### Records for processing:

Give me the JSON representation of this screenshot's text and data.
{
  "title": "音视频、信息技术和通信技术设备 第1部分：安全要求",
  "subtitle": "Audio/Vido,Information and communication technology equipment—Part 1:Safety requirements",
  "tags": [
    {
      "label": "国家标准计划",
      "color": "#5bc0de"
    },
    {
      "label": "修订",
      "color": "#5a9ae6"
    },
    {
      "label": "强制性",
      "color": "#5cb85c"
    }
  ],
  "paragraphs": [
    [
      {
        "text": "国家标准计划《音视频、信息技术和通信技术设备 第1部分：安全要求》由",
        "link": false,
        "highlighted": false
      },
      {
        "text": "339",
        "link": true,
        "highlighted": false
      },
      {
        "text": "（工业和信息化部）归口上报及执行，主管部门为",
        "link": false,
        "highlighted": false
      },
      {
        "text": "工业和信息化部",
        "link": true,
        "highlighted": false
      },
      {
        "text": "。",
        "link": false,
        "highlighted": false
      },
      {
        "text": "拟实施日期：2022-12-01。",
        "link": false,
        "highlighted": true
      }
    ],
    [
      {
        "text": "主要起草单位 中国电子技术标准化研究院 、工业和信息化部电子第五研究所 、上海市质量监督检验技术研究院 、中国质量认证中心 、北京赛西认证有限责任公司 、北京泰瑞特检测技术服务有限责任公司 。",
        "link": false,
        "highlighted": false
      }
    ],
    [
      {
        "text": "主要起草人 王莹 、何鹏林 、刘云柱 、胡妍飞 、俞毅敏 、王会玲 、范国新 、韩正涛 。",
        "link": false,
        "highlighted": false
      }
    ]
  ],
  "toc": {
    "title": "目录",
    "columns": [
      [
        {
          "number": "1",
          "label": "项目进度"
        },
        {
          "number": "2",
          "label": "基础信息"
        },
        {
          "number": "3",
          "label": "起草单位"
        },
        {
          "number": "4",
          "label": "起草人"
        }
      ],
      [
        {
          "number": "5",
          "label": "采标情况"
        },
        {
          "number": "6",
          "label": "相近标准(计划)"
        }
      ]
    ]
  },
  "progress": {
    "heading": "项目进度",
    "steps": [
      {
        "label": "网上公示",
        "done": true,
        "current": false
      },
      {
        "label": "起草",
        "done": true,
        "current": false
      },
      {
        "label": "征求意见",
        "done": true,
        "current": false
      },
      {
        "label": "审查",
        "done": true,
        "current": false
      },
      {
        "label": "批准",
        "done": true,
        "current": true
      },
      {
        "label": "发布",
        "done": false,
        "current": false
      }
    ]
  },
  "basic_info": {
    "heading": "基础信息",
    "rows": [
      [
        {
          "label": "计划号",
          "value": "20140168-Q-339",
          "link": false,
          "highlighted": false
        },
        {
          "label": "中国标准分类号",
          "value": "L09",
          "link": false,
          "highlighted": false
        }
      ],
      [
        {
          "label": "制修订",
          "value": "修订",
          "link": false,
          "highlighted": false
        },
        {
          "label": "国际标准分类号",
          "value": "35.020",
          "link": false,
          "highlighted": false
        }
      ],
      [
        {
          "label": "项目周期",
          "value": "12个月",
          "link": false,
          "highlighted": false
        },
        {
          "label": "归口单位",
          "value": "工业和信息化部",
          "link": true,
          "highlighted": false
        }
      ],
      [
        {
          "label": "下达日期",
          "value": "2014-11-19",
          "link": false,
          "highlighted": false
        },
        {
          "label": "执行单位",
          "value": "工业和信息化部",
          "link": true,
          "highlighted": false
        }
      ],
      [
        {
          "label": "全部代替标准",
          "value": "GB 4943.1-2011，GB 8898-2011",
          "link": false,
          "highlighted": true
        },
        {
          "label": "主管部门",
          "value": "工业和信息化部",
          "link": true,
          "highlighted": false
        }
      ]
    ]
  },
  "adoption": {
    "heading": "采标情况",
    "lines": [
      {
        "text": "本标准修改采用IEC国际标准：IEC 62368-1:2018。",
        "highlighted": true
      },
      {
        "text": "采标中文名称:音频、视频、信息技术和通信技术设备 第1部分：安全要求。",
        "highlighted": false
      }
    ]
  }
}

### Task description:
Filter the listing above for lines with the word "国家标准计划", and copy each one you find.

### Result of the exercise:
      "label": "国家标准计划",
        "text": "国家标准计划《音视频、信息技术和通信技术设备 第1部分：安全要求》由",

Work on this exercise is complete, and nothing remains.